• **Records provided**
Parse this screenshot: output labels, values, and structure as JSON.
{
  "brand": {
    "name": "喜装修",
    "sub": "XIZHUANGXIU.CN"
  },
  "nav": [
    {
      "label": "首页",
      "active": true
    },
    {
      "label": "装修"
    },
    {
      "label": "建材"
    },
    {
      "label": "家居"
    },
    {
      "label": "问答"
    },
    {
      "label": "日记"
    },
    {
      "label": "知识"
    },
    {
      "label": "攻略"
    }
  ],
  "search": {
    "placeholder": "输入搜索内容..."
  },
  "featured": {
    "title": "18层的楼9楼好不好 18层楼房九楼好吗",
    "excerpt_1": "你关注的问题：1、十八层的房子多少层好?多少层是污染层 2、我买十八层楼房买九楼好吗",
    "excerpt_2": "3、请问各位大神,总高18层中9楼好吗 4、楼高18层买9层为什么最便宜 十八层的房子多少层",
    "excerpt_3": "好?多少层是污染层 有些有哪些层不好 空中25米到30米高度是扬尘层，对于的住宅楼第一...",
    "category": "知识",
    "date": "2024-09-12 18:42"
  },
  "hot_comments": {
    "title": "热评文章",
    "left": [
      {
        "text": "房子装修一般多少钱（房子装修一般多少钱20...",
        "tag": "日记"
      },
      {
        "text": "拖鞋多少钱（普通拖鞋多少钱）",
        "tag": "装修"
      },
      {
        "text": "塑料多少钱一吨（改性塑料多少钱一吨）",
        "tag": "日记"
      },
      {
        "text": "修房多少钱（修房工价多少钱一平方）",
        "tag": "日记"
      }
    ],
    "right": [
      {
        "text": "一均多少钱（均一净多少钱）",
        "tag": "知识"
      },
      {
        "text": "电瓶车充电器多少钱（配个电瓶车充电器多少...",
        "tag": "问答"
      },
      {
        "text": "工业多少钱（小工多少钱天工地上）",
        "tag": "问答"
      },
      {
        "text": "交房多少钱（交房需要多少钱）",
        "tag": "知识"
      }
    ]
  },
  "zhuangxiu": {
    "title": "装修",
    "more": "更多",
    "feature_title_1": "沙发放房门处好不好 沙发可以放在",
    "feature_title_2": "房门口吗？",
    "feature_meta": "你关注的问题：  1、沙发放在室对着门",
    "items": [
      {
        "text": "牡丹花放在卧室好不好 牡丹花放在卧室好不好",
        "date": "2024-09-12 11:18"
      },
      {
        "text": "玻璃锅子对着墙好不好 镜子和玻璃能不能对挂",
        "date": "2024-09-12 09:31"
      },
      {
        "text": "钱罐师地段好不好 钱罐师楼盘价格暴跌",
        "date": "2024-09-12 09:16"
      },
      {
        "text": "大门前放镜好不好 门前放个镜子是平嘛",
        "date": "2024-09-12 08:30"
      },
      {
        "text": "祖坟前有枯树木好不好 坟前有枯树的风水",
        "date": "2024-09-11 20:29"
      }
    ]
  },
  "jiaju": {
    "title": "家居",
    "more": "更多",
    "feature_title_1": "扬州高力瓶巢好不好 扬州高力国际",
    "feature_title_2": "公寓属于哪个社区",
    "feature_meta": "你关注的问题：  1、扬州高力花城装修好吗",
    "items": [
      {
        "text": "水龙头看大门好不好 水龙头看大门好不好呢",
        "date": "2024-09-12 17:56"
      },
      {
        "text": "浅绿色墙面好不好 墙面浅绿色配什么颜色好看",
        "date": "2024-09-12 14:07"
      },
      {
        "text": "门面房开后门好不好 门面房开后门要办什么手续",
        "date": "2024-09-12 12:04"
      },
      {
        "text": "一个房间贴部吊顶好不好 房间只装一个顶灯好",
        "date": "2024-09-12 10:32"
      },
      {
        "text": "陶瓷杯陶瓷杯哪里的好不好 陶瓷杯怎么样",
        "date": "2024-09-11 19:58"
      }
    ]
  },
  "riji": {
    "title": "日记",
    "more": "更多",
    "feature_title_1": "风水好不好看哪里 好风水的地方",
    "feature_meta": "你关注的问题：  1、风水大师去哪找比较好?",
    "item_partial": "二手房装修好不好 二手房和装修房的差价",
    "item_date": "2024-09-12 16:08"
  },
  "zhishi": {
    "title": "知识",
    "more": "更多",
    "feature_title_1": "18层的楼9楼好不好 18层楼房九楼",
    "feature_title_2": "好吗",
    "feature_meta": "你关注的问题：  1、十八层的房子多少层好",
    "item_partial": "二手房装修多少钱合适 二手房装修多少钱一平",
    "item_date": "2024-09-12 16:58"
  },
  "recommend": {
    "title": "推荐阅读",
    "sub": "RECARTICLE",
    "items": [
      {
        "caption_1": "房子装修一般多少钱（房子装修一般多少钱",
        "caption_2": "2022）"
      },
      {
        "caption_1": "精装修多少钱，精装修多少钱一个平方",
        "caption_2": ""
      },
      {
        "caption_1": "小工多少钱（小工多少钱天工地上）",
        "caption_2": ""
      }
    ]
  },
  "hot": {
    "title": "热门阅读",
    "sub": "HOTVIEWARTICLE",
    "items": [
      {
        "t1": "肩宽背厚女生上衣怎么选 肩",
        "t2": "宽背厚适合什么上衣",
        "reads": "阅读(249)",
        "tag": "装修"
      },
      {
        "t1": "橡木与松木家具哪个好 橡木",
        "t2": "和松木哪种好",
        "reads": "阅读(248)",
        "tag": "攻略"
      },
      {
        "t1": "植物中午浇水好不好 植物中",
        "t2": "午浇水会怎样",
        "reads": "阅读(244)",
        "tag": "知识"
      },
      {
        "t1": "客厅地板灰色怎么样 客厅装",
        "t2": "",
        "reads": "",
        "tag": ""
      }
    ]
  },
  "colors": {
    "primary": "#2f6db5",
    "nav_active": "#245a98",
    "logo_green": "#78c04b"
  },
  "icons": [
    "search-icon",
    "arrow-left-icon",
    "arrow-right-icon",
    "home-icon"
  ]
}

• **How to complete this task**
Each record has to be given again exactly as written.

• **Response for this exercise**
Parse this screenshot: output labels, values, and structure as JSON.
{
  "brand": {
    "name": "喜装修",
    "sub": "XIZHUANGXIU.CN"
  },
  "nav": [
    {
      "label": "首页",
      "active": true
    },
    {
      "label": "装修"
    },
    {
      "label": "建材"
    },
    {
      "label": "家居"
    },
    {
      "label": "问答"
    },
    {
      "label": "日记"
    },
    {
      "label": "知识"
    },
    {
      "label": "攻略"
    }
  ],
  "search": {
    "placeholder": "输入搜索内容..."
  },
  "featured": {
    "title": "18层的楼9楼好不好 18层楼房九楼好吗",
    "excerpt_1": "你关注的问题：1、十八层的房子多少层好?多少层是污染层 2、我买十八层楼房买九楼好吗",
    "excerpt_2": "3、请问各位大神,总高18层中9楼好吗 4、楼高18层买9层为什么最便宜 十八层的房子多少层",
    "excerpt_3": "好?多少层是污染层 有些有哪些层不好 空中25米到30米高度是扬尘层，对于的住宅楼第一...",
    "category": "知识",
    "date": "2024-09-12 18:42"
  },
  "hot_comments": {
    "title": "热评文章",
    "left": [
      {
        "text": "房子装修一般多少钱（房子装修一般多少钱20...",
        "tag": "日记"
      },
      {
        "text": "拖鞋多少钱（普通拖鞋多少钱）",
        "tag": "装修"
      },
      {
        "text": "塑料多少钱一吨（改性塑料多少钱一吨）",
        "tag": "日记"
      },
      {
        "text": "修房多少钱（修房工价多少钱一平方）",
        "tag": "日记"
      }
    ],
    "right": [
      {
        "text": "一均多少钱（均一净多少钱）",
        "tag": "知识"
      },
      {
        "text": "电瓶车充电器多少钱（配个电瓶车充电器多少...",
        "tag": "问答"
      },
      {
        "text": "工业多少钱（小工多少钱天工地上）",
        "tag": "问答"
      },
      {
        "text": "交房多少钱（交房需要多少钱）",
        "tag": "知识"
      }
    ]
  },
  "zhuangxiu": {
    "title": "装修",
    "more": "更多",
    "feature_title_1": "沙发放房门处好不好 沙发可以放在",
    "feature_title_2": "房门口吗？",
    "feature_meta": "你关注的问题：  1、沙发放在室对着门",
    "items": [
      {
        "text": "牡丹花放在卧室好不好 牡丹花放在卧室好不好",
        "date": "2024-09-12 11:18"
      },
      {
        "text": "玻璃锅子对着墙好不好 镜子和玻璃能不能对挂",
        "date": "2024-09-12 09:31"
      },
      {
        "text": "钱罐师地段好不好 钱罐师楼盘价格暴跌",
        "date": "2024-09-12 09:16"
      },
      {
        "text": "大门前放镜好不好 门前放个镜子是平嘛",
        "date": "2024-09-12 08:30"
      },
      {
        "text": "祖坟前有枯树木好不好 坟前有枯树的风水",
        "date": "2024-09-11 20:29"
      }
    ]
  },
  "jiaju": {
    "title": "家居",
    "more": "更多",
    "feature_title_1": "扬州高力瓶巢好不好 扬州高力国际",
    "feature_title_2": "公寓属于哪个社区",
    "feature_meta": "你关注的问题：  1、扬州高力花城装修好吗",
    "items": [
      {
        "text": "水龙头看大门好不好 水龙头看大门好不好呢",
        "date": "2024-09-12 17:56"
      },
      {
        "text": "浅绿色墙面好不好 墙面浅绿色配什么颜色好看",
        "date": "2024-09-12 14:07"
      },
      {
        "text": "门面房开后门好不好 门面房开后门要办什么手续",
        "date": "2024-09-12 12:04"
      },
      {
        "text": "一个房间贴部吊顶好不好 房间只装一个顶灯好",
        "date": "2024-09-12 10:32"
      },
      {
        "text": "陶瓷杯陶瓷杯哪里的好不好 陶瓷杯怎么样",
        "date": "2024-09-11 19:58"
      }
    ]
  },
  "riji": {
    "title": "日记",
    "more": "更多",
    "feature_title_1": "风水好不好看哪里 好风水的地方",
    "feature_meta": "你关注的问题：  1、风水大师去哪找比较好?",
    "item_partial": "二手房装修好不好 二手房和装修房的差价",
    "item_date": "2024-09-12 16:08"
  },
  "zhishi": {
    "title": "知识",
    "more": "更多",
    "feature_title_1": "18层的楼9楼好不好 18层楼房九楼",
    "feature_title_2": "好吗",
    "feature_meta": "你关注的问题：  1、十八层的房子多少层好",
    "item_partial": "二手房装修多少钱合适 二手房装修多少钱一平",
    "item_date": "2024-09-12 16:58"
  },
  "recommend": {
    "title": "推荐阅读",
    "sub": "RECARTICLE",
    "items": [
      {
        "caption_1": "房子装修一般多少钱（房子装修一般多少钱",
        "caption_2": "2022）"
      },
      {
        "caption_1": "精装修多少钱，精装修多少钱一个平方",
        "caption_2": ""
      },
      {
        "caption_1": "小工多少钱（小工多少钱天工地上）",
        "caption_2": ""
      }
    ]
  },
  "hot": {
    "title": "热门阅读",
    "sub": "HOTVIEWARTICLE",
    "items": [
      {
        "t1": "肩宽背厚女生上衣怎么选 肩",
        "t2": "宽背厚适合什么上衣",
        "reads": "阅读(249)",
        "tag": "装修"
      },
      {
        "t1": "橡木与松木家具哪个好 橡木",
        "t2": "和松木哪种好",
        "reads": "阅读(248)",
        "tag": "攻略"
      },
      {
        "t1": "植物中午浇水好不好 植物中",
        "t2": "午浇水会怎样",
        "reads": "阅读(244)",
        "tag": "知识"
      },
      {
        "t1": "客厅地板灰色怎么样 客厅装",
        "t2": "",
        "reads": "",
        "tag": ""
      }
    ]
  },
  "colors": {
    "primary": "#2f6db5",
    "nav_active": "#245a98",
    "logo_green": "#78c04b"
  },
  "icons": [
    "search-icon",
    "arrow-left-icon",
    "arrow-right-icon",
    "home-icon"
  ]
}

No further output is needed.